(Items from an interface collection)
········
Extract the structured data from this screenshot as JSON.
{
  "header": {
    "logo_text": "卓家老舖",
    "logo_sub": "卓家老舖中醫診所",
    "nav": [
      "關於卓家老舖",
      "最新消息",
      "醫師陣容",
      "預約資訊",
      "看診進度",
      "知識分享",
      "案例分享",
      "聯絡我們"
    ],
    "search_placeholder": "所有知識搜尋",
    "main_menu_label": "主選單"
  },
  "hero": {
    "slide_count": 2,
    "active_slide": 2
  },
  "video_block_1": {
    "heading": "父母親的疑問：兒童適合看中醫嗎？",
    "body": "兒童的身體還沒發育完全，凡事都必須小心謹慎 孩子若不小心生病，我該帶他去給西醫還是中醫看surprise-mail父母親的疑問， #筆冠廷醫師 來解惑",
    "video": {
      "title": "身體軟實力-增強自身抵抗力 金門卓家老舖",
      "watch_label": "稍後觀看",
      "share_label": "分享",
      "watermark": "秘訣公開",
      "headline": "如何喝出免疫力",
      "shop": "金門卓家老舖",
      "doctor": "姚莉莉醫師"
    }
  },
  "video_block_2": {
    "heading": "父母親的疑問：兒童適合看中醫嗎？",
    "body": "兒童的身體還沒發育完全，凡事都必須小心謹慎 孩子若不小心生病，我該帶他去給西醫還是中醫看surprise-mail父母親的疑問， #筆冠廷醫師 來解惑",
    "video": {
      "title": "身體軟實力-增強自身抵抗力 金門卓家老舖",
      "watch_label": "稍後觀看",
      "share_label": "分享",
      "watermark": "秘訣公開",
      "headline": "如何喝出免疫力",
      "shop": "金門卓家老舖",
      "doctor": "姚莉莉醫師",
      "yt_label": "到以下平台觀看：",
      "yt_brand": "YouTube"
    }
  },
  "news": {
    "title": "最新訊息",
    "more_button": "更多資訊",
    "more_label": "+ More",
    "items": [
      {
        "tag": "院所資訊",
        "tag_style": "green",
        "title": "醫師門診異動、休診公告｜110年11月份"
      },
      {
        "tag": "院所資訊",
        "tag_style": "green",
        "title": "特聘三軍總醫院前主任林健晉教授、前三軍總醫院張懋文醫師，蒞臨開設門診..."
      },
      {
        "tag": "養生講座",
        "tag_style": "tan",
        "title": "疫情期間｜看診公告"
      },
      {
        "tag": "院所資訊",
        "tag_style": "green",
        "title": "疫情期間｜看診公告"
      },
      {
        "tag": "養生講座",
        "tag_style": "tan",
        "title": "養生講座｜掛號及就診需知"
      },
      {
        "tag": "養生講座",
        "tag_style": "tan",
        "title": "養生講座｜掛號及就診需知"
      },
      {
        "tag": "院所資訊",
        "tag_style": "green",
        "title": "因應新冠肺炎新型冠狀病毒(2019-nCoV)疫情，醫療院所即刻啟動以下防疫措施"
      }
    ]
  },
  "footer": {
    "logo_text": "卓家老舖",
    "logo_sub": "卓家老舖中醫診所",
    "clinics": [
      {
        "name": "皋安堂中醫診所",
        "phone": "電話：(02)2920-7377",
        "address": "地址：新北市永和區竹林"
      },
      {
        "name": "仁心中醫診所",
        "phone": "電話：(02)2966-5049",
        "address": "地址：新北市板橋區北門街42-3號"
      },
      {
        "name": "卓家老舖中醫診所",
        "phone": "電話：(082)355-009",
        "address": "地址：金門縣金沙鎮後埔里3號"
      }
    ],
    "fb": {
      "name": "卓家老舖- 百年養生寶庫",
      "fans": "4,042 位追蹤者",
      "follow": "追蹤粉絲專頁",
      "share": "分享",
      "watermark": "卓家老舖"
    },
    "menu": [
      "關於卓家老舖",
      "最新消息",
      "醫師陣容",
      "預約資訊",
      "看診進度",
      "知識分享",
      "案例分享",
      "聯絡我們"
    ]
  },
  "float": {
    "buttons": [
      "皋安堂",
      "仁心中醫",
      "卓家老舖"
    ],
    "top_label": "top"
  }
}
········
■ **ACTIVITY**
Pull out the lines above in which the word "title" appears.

■ **SOLUTION TO THIS TASK**
      "title": "身體軟實力-增強自身抵抗力 金門卓家老舖",
      "title": "身體軟實力-增強自身抵抗力 金門卓家老舖",
    "title": "最新訊息",
        "title": "醫師門診異動、休診公告｜110年11月份"
        "title": "特聘三軍總醫院前主任林健晉教授、前三軍總醫院張懋文醫師，蒞臨開設門診..."
        "title": "疫情期間｜看診公告"
        "title": "疫情期間｜看診公告"
        "title": "養生講座｜掛號及就診需知"
        "title": "養生講座｜掛號及就診需知"
        "title": "因應新冠肺炎新型冠狀病毒(2019-nCoV)疫情，醫療院所即刻啟動以下防疫措施"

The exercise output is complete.